%%

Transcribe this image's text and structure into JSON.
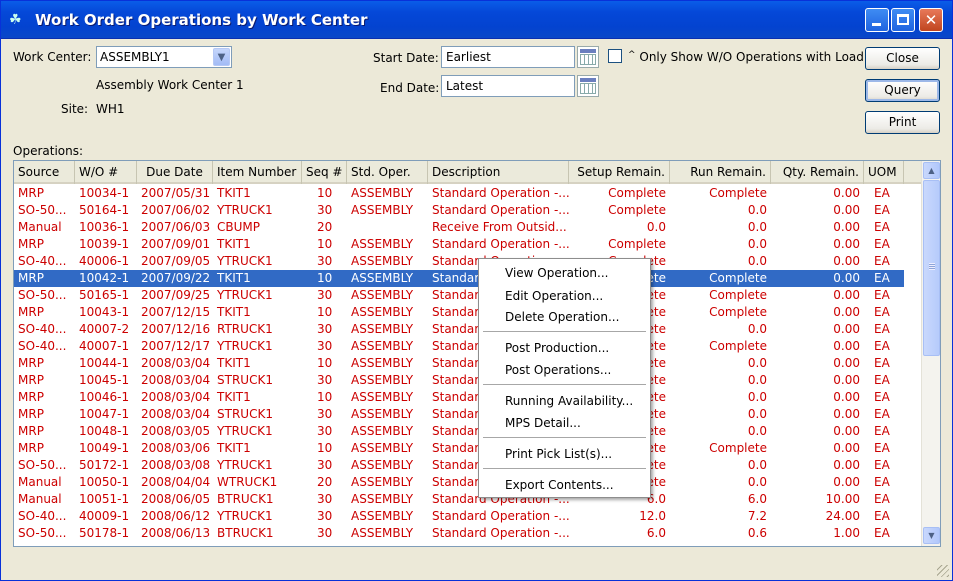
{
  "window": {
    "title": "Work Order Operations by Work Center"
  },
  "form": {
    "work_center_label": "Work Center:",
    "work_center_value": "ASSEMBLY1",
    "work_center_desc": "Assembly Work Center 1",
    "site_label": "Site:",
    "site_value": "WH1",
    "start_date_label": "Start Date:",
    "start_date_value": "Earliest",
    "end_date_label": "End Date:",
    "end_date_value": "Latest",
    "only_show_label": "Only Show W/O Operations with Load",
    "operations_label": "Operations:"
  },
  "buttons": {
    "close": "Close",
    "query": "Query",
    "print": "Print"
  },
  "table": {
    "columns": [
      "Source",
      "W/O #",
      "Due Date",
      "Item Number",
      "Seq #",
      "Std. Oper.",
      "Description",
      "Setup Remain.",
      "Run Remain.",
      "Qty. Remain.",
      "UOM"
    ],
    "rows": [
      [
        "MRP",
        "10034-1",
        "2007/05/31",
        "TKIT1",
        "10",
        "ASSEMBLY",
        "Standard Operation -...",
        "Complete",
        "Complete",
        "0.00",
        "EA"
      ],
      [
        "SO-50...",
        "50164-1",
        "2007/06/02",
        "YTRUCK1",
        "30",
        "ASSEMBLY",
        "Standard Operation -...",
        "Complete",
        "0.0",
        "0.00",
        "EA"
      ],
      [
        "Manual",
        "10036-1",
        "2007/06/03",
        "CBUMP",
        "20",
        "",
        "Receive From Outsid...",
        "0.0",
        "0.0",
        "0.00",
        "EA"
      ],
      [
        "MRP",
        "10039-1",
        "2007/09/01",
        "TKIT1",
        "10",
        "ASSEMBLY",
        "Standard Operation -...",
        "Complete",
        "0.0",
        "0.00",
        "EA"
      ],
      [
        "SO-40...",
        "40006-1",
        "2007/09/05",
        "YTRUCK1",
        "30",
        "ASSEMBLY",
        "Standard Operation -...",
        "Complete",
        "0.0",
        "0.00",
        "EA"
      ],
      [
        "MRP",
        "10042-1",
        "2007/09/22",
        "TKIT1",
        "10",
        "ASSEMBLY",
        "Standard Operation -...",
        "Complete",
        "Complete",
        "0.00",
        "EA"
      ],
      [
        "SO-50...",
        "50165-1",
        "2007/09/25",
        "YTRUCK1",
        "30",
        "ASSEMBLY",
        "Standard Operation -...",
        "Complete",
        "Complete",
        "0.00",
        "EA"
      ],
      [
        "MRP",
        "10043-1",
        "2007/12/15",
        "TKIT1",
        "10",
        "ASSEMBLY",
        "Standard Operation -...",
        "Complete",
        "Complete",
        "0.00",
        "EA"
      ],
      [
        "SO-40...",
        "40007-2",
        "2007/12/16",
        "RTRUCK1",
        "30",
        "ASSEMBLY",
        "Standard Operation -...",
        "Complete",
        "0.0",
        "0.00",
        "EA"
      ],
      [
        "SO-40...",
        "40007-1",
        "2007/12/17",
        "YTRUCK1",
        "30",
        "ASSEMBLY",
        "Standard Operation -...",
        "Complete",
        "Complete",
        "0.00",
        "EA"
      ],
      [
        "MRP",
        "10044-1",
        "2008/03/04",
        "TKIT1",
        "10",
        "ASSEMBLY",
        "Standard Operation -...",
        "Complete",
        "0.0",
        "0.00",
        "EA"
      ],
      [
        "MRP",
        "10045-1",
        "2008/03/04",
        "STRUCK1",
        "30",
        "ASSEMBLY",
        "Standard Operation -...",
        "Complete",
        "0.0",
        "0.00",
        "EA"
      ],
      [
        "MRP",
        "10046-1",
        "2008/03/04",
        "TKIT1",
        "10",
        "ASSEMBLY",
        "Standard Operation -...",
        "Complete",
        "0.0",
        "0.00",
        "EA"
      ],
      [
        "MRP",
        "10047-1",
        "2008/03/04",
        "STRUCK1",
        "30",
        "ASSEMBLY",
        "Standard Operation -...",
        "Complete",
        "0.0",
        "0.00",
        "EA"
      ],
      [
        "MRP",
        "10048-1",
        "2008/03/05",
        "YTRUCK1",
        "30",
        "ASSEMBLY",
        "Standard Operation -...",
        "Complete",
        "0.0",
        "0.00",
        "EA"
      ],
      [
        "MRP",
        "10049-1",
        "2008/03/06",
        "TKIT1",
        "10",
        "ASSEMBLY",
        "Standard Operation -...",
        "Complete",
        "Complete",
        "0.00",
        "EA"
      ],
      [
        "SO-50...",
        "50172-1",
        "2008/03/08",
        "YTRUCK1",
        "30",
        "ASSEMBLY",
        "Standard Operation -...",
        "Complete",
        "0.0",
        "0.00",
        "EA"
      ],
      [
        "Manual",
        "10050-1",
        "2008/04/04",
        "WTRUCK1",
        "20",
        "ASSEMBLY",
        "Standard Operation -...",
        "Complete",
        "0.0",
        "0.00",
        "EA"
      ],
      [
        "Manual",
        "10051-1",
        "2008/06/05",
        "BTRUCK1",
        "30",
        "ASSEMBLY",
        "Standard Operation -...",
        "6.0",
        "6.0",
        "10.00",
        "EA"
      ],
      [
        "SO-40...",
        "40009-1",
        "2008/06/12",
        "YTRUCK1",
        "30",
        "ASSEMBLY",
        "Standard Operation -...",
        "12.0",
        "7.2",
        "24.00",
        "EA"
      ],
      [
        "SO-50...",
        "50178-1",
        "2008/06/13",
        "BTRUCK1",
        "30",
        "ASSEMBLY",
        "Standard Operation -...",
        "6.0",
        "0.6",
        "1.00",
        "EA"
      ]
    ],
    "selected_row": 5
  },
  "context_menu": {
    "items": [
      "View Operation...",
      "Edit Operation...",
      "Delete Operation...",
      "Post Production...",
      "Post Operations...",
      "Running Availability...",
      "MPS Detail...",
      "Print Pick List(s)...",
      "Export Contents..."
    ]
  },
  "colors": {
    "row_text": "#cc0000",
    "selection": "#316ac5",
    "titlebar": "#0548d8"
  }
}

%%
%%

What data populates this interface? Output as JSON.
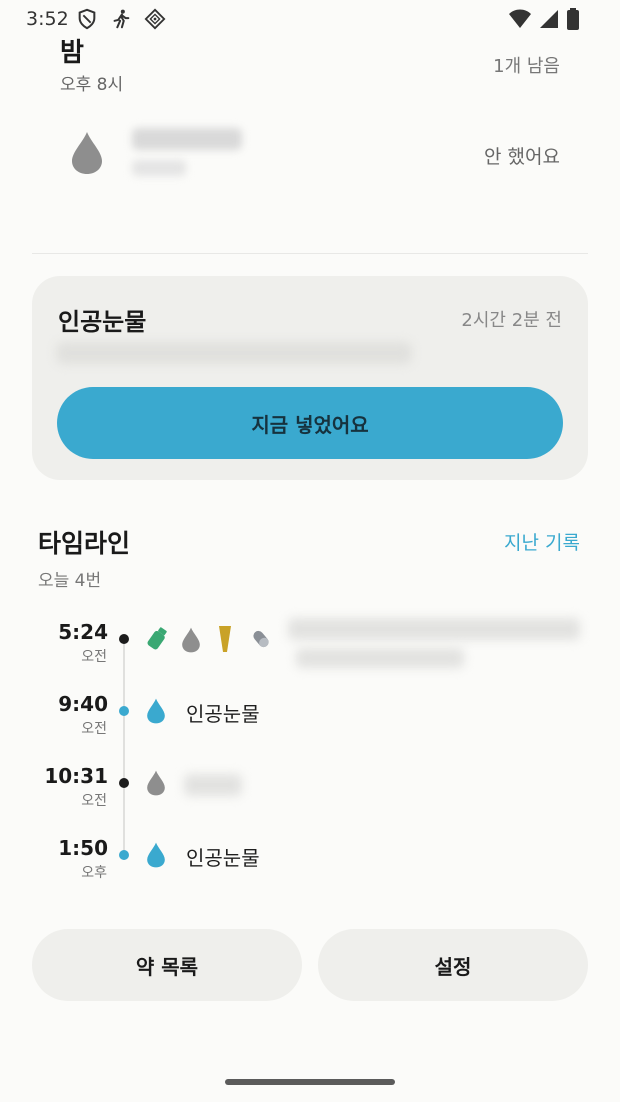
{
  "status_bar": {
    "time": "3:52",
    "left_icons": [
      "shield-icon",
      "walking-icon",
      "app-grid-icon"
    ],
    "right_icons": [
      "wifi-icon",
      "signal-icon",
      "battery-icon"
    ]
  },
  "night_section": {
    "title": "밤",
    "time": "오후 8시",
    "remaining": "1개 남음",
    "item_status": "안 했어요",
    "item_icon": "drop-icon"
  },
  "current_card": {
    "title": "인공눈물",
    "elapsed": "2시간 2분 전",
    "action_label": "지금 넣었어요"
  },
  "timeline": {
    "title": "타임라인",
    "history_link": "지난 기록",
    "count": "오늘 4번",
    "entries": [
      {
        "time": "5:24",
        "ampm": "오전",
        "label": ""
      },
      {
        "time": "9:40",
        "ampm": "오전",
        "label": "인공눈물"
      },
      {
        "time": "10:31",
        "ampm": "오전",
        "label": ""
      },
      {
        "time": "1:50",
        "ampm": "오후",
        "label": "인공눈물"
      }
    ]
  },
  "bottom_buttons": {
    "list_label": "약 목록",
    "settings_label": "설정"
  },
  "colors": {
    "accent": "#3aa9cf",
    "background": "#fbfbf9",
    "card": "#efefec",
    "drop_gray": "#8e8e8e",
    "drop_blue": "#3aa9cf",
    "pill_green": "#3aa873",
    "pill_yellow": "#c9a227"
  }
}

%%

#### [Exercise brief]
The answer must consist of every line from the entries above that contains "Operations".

#### [Written response]
    "title": "Work Order Operations by Work Center"
    "only_show_label": "Only Show W/O Operations with Load",
    "operations_label": "Operations:"
      "Post Operations...",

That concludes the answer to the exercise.